The Southwest Corridor Plan Steering Committee met Monday Jan. 14 to discuss future transit connections and review approaches to building shared investment strategies that will support, strengthen and connect communities in the Southwest Corridor.
By next summer, the cities, counties and agencies working together on the plan will agree on a package of short- and longer-term investments that will help generate the best outcome for the corridor.
The committee agreed that they need to be strategic when developing an investment package that includes projects for roads, transit, pedestrian and bike facilities, and parks and nature. The focus will be to prioritize projects that support a corridor-wide vision.
Neil McFarlane, TriMet general manager, suggested that the committee approach the shared strategies "as a series of transactions where we as a region are investing in something that we see as valuable."
The committee also discussed potential high capacity transit (bus rapid transit or light rail) general alignments within the corridor in order to consider which modes and connections to move forward in the evaluation process.

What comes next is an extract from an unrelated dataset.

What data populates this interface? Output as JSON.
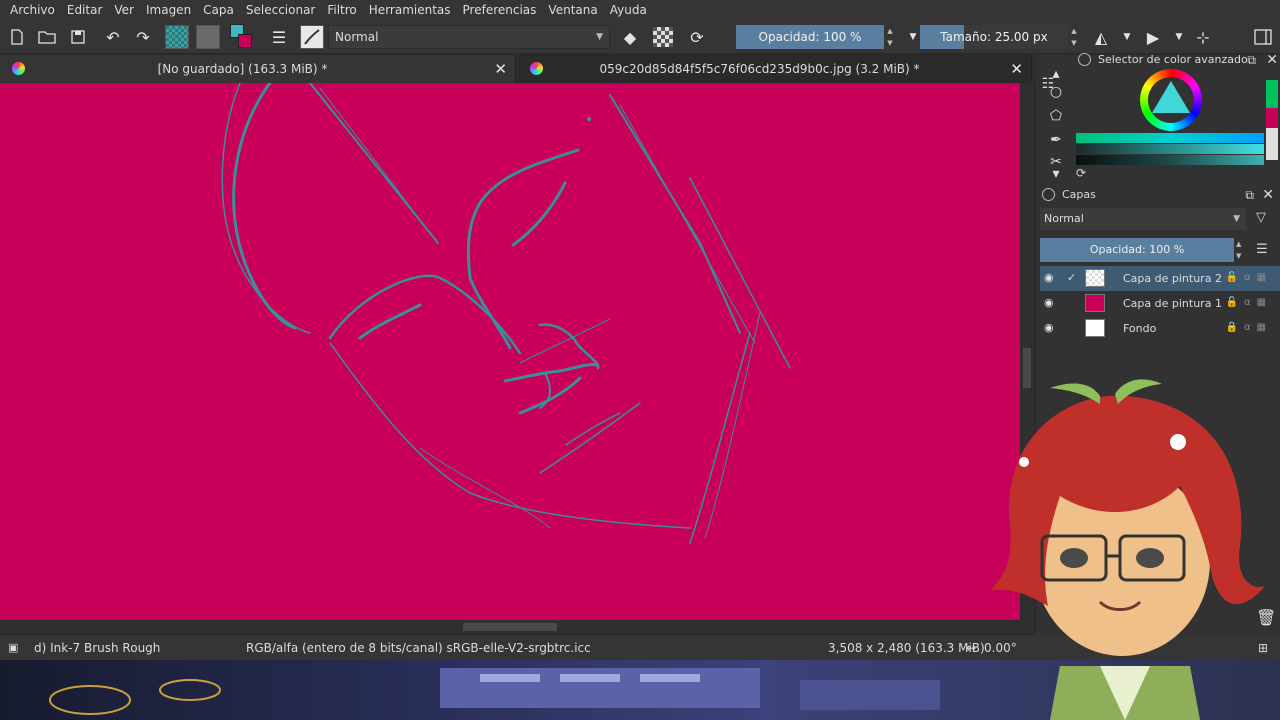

Members highlighted the importance of improving local bus service and finding ways to connect the corridor multi-modally.

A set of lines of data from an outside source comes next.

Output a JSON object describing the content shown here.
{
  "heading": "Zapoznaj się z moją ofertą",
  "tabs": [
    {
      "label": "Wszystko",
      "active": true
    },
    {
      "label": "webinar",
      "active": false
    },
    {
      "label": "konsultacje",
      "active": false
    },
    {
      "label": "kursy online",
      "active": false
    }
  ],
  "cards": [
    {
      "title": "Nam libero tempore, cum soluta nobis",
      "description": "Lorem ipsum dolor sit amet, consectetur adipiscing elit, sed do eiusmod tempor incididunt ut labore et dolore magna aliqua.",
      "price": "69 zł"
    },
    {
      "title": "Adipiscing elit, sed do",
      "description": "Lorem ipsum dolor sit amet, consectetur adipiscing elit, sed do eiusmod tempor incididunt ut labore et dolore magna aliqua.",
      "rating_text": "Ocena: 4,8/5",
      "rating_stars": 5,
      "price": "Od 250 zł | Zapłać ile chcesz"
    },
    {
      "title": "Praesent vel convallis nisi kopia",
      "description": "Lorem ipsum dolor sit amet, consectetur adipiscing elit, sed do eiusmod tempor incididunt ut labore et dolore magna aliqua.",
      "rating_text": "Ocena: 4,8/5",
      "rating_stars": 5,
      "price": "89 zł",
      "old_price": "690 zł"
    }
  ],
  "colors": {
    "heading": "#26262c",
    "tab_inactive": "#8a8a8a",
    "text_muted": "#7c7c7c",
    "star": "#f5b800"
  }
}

"Localized projects can be really profound, particularly when jurisdictions are struggling over large-scale projects," emphasized Jason Tell of Oregon Department of Transportation, Region 1 Manager. These include lower cost projects such as adding sidewalks and improving walking and biking connections. Metro Councilor Craig Dirksen agreed that, "there is lots of opportunity in the near term."

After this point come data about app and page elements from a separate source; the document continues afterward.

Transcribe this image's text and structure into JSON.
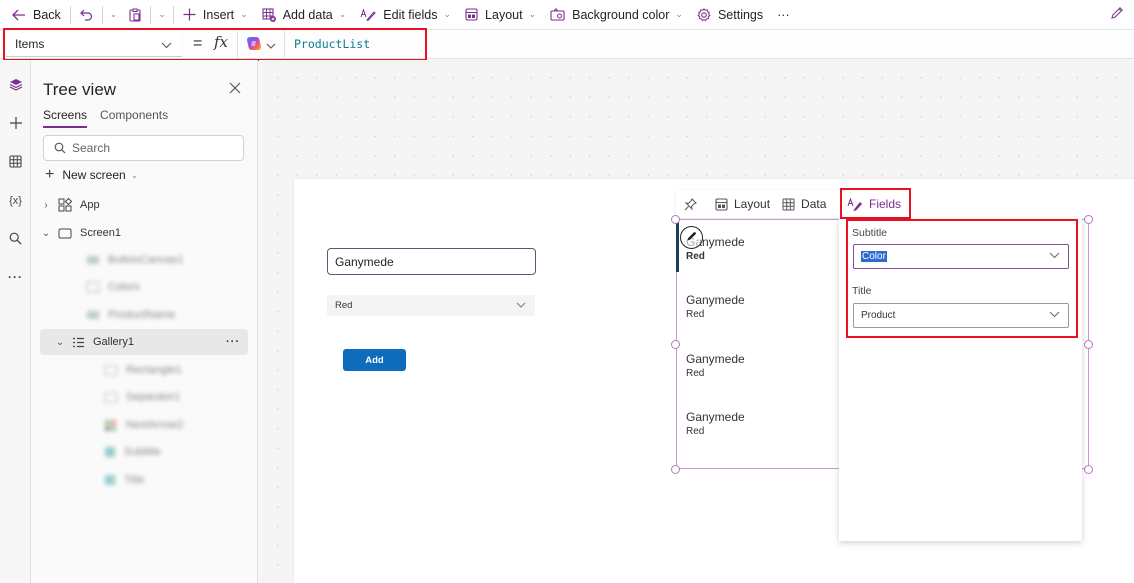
{
  "command_bar": {
    "back": "Back",
    "insert": "Insert",
    "add_data": "Add data",
    "edit_fields": "Edit fields",
    "layout": "Layout",
    "background_color": "Background color",
    "settings": "Settings",
    "more": "···"
  },
  "formula_bar": {
    "property": "Items",
    "equals": "=",
    "fx": "fx",
    "formula": "ProductList"
  },
  "tree_view": {
    "title": "Tree view",
    "tabs": [
      {
        "label": "Screens",
        "active": true
      },
      {
        "label": "Components",
        "active": false
      }
    ],
    "search_placeholder": "Search",
    "new_screen": "New screen",
    "items": [
      {
        "label": "App",
        "level": 0,
        "expanded": false
      },
      {
        "label": "Screen1",
        "level": 0,
        "expanded": true
      },
      {
        "label": "ButtonCanvas1",
        "level": 1,
        "blurred": true
      },
      {
        "label": "Colors",
        "level": 1,
        "blurred": true
      },
      {
        "label": "ProductName",
        "level": 1,
        "blurred": true
      },
      {
        "label": "Gallery1",
        "level": 1,
        "expanded": true,
        "selected": true
      },
      {
        "label": "Rectangle1",
        "level": 2,
        "blurred": true
      },
      {
        "label": "Separator1",
        "level": 2,
        "blurred": true
      },
      {
        "label": "NextArrow2",
        "level": 2,
        "blurred": true
      },
      {
        "label": "Subtitle",
        "level": 2,
        "blurred": true
      },
      {
        "label": "Title",
        "level": 2,
        "blurred": true
      }
    ],
    "more": "···"
  },
  "canvas": {
    "text_input_value": "Ganymede",
    "dropdown_value": "Red",
    "add_button": "Add"
  },
  "gallery_toolbar": {
    "layout": "Layout",
    "data": "Data",
    "fields": "Fields"
  },
  "gallery": {
    "items": [
      {
        "title": "Ganymede",
        "subtitle": "Red"
      },
      {
        "title": "Ganymede",
        "subtitle": "Red"
      },
      {
        "title": "Ganymede",
        "subtitle": "Red"
      },
      {
        "title": "Ganymede",
        "subtitle": "Red"
      }
    ]
  },
  "fields_panel": {
    "subtitle_label": "Subtitle",
    "subtitle_value": "Color",
    "title_label": "Title",
    "title_value": "Product"
  },
  "colors": {
    "accent": "#7a2f8e",
    "highlight": "#e81123",
    "button": "#0f6cbd",
    "formula_text": "#0a7d8c"
  }
}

The committee will meet again on Feb. 11 to consider shared investment strategies that will advance to evaluation and public review.